“There was a bear and 2 cubs here last night,” said our neighbour, and thus starts the terrible dilemma. I have decided that this is the year I will see a bear, reasonably close up and not be terrified. Cautious, yes, but not utterly freaked out. After all, I am very nearly Canadian and all Canadians deal well with huge, clawed, jawed, hungry omnivores, don’t they? Last year we (almost literally) bumped into a couple of small black bears on the cycle route in Whistler and the year before that, we stood in our sitting room and watched as a largish teenage bear crossed our lawn. This year I am determined to do some real bear-watching.
So this afternoon when I heard that we had been visited, and might again, I was quite pleased. Then I got to thinking. The last bear in my garden tore apart my compost bin and I had to move them both into the shed (the bins, not the bear) for the summer to prevent tempting the bear back – luring or feeding bears is against the law, and once they become accustomed to garbage and compost, they are nearly always destroyed. When I got home today, my compost bin was in 2 halves, but nothing had been taken out – was it bears last night, or the meter man who visited today and might have been really really clumsy? If I close the gates, will that keep them out? And if they get in, will they stamp all over my lovely garden, which has finally woken up and started growing? Worse, do they like peas? Will they eat all my baby vegetables?
Perhaps if I string up bells and get an air horn, I can frighten them off if they come. But I don’t want to frighten them off, I want to watch them and photograph them. Argh! What should I do?

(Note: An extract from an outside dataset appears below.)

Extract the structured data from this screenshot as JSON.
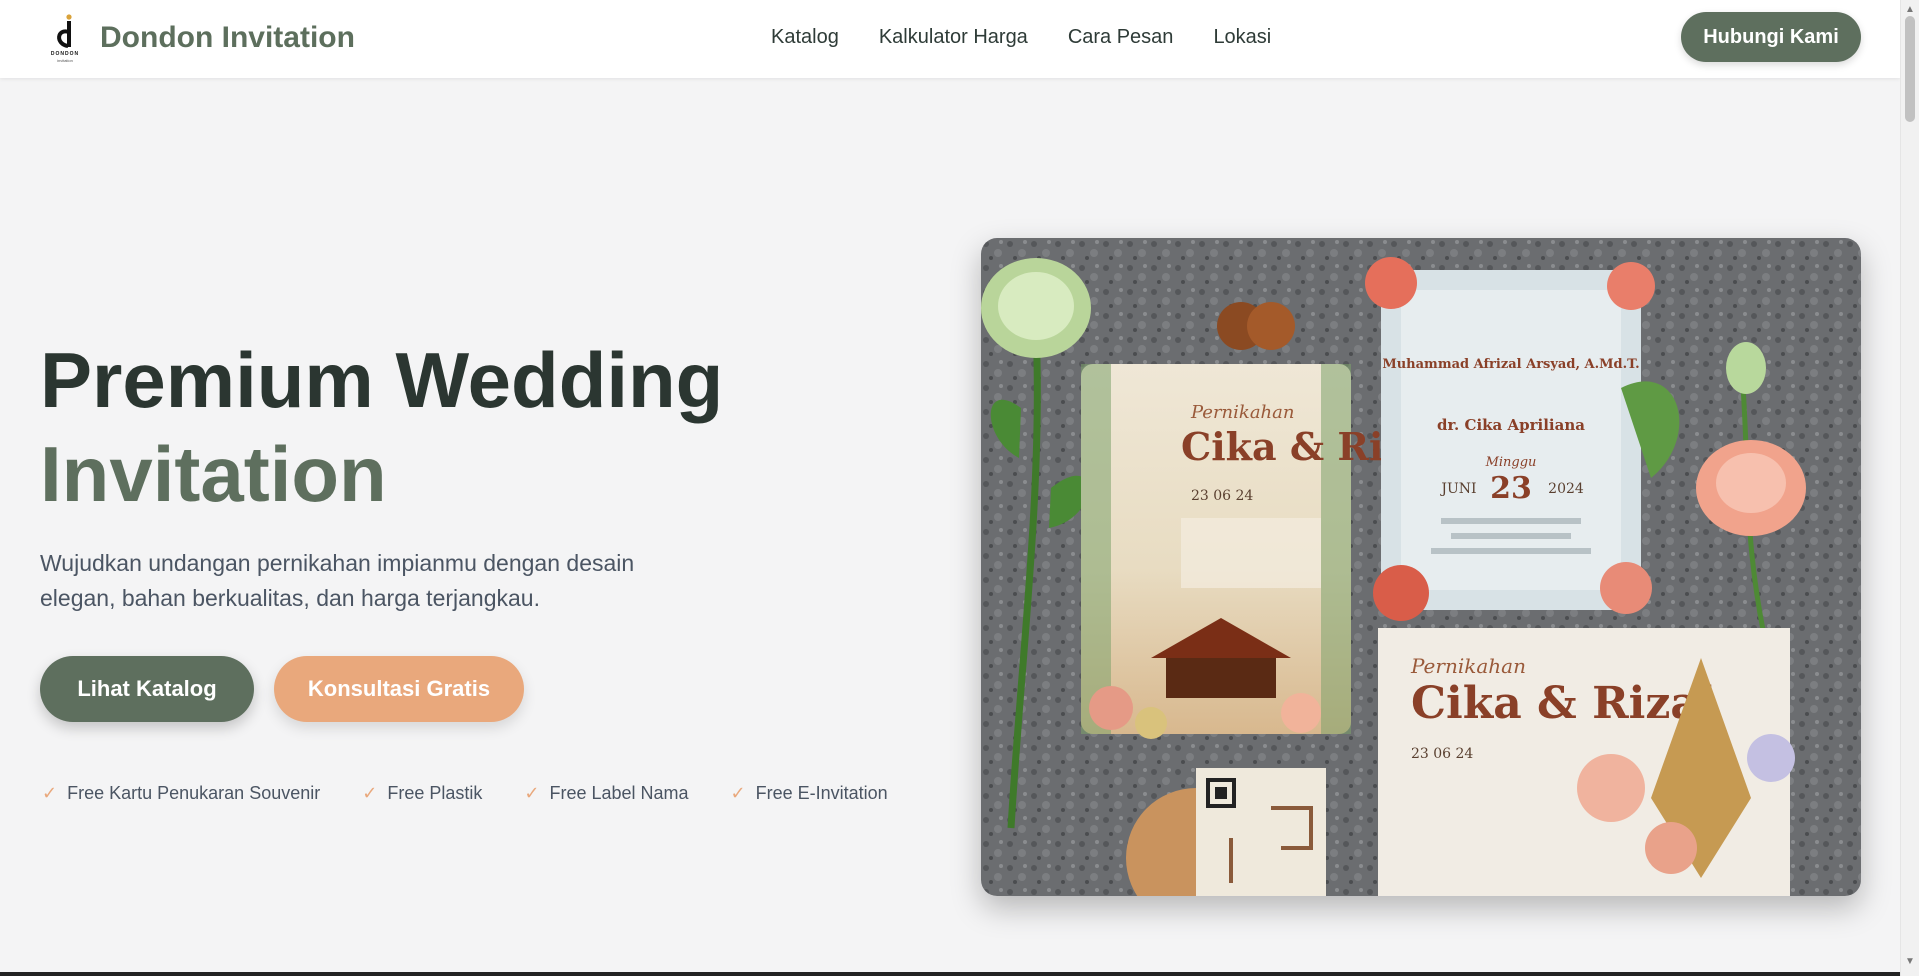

I think tonight I shall sit out on my balcony, within easy reach of the door, with my camera , air horn, pepper spray, bear bells and camouflage netting and see if they come back. If nothing else, I might be able to surprise the neighbours.